Aim of the exercise
Return each line of the listing that has the word "screenshot" in it.

Data
---

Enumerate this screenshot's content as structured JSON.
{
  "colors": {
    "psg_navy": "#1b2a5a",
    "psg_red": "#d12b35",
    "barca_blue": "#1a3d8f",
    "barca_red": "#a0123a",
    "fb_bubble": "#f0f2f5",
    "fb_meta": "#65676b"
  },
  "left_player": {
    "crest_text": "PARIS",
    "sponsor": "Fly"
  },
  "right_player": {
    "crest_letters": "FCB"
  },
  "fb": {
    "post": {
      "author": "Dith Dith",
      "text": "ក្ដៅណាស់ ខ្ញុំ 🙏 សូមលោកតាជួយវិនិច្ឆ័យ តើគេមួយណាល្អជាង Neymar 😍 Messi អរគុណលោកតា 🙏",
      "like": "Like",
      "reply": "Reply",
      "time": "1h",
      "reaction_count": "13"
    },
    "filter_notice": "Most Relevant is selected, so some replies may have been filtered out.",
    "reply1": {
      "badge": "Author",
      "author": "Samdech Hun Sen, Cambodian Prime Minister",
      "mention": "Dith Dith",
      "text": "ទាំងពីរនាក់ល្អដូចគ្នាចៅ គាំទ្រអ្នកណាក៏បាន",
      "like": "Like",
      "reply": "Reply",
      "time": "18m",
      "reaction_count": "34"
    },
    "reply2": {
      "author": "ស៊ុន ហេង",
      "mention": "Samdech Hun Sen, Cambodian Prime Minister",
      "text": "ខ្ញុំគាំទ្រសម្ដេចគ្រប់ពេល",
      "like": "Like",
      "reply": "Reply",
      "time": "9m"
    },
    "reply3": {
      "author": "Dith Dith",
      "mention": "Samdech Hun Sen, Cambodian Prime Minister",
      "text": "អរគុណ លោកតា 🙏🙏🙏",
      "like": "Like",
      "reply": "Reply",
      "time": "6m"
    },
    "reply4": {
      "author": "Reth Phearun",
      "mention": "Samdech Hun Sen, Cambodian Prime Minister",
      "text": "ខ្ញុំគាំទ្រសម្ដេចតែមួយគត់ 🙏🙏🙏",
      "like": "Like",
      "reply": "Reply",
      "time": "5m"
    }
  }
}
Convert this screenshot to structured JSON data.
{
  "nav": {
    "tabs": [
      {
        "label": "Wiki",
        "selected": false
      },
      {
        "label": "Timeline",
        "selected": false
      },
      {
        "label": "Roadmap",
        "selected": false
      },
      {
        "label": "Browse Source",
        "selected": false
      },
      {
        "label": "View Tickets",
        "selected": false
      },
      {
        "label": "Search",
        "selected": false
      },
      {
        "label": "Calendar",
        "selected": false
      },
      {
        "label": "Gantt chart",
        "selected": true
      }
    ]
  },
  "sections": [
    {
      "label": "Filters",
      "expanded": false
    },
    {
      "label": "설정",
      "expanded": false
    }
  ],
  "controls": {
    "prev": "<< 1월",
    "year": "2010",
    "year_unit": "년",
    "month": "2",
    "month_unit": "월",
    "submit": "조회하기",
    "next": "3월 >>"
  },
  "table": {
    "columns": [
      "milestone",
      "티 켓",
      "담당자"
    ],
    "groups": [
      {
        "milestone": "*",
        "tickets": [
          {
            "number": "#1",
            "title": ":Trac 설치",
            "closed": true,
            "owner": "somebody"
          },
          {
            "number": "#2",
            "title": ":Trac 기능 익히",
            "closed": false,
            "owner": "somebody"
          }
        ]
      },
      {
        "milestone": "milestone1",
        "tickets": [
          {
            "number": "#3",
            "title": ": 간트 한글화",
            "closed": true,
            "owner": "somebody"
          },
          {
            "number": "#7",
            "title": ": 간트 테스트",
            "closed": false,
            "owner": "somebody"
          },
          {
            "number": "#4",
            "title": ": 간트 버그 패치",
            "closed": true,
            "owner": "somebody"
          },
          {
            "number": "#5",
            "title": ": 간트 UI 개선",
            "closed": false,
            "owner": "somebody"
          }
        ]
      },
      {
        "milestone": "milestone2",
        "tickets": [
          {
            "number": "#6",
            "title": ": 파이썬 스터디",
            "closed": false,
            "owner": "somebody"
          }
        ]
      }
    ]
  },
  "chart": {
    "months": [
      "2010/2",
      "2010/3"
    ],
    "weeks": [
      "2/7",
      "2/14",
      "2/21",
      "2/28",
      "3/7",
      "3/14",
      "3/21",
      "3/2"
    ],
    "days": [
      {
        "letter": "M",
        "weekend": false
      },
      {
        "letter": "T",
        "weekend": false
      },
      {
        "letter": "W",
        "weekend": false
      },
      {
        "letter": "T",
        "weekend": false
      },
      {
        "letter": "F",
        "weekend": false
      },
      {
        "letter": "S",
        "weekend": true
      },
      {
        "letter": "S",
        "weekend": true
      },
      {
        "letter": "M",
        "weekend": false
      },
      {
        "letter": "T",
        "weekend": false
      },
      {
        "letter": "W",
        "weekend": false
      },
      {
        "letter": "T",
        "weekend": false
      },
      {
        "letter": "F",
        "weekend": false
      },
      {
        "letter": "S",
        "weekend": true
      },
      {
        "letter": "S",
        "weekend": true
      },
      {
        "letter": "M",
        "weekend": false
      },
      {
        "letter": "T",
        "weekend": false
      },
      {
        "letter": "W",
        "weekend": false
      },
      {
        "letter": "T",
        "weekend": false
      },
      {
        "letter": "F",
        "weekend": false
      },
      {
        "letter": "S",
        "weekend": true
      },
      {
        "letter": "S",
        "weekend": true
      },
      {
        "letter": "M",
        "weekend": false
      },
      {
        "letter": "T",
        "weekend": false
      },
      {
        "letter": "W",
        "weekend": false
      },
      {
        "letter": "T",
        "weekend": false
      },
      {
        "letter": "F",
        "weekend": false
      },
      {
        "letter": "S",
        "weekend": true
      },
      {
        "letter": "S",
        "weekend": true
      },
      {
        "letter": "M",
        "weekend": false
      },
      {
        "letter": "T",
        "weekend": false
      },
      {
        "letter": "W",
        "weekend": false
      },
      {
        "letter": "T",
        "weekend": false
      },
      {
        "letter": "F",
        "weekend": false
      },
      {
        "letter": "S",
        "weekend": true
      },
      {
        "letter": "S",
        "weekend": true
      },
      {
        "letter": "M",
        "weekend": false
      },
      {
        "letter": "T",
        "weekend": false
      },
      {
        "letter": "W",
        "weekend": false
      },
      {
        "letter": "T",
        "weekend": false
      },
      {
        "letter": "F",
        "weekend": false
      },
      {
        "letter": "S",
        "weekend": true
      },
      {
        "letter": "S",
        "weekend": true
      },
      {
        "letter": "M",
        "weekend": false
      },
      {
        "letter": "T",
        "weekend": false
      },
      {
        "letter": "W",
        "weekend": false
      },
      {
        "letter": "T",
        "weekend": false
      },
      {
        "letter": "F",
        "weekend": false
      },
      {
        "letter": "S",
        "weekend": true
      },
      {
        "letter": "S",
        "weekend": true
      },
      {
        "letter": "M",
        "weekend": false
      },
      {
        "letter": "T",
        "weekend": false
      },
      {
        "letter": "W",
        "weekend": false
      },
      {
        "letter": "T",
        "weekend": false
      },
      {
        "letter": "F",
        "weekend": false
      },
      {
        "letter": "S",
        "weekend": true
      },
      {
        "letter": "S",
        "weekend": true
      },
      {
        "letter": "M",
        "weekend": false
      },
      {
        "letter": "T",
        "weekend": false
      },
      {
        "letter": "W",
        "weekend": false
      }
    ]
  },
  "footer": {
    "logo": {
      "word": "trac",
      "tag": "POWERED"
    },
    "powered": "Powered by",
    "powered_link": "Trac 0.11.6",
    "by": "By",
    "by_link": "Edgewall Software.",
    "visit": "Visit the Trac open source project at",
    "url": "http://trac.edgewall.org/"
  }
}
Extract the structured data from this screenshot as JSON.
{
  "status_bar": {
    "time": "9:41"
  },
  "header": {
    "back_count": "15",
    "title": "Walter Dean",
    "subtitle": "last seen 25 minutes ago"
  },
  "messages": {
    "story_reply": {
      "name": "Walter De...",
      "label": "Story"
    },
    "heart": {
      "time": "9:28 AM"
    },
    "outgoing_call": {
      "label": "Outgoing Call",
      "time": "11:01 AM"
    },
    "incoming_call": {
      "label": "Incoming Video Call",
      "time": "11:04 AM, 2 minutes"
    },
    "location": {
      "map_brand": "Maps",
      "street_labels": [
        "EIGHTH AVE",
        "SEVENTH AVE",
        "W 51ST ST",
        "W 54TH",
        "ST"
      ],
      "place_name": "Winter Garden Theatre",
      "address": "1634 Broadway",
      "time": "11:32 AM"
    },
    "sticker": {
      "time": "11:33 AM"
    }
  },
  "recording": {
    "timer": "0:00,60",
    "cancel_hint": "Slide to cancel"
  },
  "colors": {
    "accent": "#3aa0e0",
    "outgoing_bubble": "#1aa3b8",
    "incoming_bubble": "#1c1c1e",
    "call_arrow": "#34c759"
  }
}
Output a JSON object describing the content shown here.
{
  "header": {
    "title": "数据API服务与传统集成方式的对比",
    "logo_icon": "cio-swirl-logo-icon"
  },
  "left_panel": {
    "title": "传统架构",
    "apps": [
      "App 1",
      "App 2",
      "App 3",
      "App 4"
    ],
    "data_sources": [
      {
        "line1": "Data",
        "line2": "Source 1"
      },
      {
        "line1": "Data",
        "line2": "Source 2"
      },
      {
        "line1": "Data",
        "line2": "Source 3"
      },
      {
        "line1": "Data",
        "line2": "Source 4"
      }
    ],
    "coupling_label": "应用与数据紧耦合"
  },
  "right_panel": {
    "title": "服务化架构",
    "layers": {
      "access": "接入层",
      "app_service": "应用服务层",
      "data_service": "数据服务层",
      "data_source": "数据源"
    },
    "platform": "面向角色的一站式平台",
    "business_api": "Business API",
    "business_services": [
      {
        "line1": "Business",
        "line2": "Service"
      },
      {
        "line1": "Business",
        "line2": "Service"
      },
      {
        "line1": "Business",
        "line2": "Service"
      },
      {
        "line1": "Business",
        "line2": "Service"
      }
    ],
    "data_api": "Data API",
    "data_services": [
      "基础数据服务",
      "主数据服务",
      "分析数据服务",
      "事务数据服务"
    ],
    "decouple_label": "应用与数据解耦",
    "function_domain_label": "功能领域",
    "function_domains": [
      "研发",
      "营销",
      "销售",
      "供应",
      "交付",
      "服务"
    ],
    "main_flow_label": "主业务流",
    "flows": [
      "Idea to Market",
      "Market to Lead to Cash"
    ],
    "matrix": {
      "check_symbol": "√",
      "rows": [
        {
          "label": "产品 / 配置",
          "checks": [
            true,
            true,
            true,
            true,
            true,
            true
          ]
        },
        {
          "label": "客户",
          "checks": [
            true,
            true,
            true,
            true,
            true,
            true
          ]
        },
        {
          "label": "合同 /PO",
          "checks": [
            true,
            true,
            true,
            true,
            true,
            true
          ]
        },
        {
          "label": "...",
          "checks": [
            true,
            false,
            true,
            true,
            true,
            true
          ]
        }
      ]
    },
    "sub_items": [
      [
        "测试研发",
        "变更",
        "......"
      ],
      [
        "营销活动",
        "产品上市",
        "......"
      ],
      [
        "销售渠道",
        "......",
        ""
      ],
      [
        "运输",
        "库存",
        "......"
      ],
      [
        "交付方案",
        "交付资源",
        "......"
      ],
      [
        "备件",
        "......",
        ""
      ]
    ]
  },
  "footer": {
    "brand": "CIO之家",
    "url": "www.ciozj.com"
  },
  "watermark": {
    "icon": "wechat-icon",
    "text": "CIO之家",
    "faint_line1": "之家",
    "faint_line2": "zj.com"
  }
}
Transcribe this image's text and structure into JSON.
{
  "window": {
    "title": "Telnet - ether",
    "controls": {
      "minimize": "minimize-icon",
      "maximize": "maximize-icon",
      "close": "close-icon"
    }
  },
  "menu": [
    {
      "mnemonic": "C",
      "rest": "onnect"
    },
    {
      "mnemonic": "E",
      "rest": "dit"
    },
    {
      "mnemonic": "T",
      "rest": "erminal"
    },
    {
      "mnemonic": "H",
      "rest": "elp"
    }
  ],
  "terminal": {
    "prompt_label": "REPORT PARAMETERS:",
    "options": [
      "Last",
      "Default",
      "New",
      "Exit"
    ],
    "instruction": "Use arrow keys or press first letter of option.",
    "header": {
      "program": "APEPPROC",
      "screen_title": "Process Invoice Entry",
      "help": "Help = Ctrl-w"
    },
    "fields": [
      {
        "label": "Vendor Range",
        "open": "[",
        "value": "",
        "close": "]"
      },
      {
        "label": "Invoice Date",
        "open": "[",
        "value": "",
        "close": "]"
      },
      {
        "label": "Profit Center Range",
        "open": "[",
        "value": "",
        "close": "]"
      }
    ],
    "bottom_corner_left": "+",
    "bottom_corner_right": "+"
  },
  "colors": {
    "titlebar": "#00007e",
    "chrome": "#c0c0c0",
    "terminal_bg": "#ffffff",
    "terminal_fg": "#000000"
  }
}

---

Problem solution
Enumerate this screenshot's content as structured JSON.
Convert this screenshot to structured JSON data.
Extract the structured data from this screenshot as JSON.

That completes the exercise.